Source material Start Marker

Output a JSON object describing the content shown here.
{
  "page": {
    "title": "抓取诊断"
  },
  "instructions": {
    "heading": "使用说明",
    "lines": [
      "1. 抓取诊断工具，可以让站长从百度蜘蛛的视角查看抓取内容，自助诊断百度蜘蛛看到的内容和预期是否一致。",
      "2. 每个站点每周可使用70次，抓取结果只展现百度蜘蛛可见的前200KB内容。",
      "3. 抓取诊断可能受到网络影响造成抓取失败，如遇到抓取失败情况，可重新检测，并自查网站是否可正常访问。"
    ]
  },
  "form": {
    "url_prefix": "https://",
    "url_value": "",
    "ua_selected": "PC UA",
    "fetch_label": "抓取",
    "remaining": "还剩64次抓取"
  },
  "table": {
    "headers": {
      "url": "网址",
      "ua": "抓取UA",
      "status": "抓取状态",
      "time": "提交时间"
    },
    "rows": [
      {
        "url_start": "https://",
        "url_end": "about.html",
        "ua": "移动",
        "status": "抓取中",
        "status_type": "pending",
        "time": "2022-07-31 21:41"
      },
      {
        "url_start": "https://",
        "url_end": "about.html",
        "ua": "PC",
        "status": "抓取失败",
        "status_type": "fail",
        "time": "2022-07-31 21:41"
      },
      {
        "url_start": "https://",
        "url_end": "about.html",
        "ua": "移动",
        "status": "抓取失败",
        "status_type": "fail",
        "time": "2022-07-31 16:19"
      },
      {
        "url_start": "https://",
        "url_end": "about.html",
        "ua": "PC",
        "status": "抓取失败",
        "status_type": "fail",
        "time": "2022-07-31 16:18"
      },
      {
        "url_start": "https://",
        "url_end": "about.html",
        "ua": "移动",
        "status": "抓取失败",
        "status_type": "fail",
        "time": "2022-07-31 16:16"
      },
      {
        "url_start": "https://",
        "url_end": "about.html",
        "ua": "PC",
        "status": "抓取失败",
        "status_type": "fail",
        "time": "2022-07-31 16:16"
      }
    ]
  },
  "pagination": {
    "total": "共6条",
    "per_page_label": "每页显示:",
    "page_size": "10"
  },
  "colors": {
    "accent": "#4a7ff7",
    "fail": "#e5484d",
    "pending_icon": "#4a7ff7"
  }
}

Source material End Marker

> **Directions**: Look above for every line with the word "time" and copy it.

> **Result of this exercise**:
      "time": "提交时间"
        "time": "2022-07-31 21:41"
        "time": "2022-07-31 21:41"
        "time": "2022-07-31 16:19"
        "time": "2022-07-31 16:18"
        "time": "2022-07-31 16:16"
        "time": "2022-07-31 16:16"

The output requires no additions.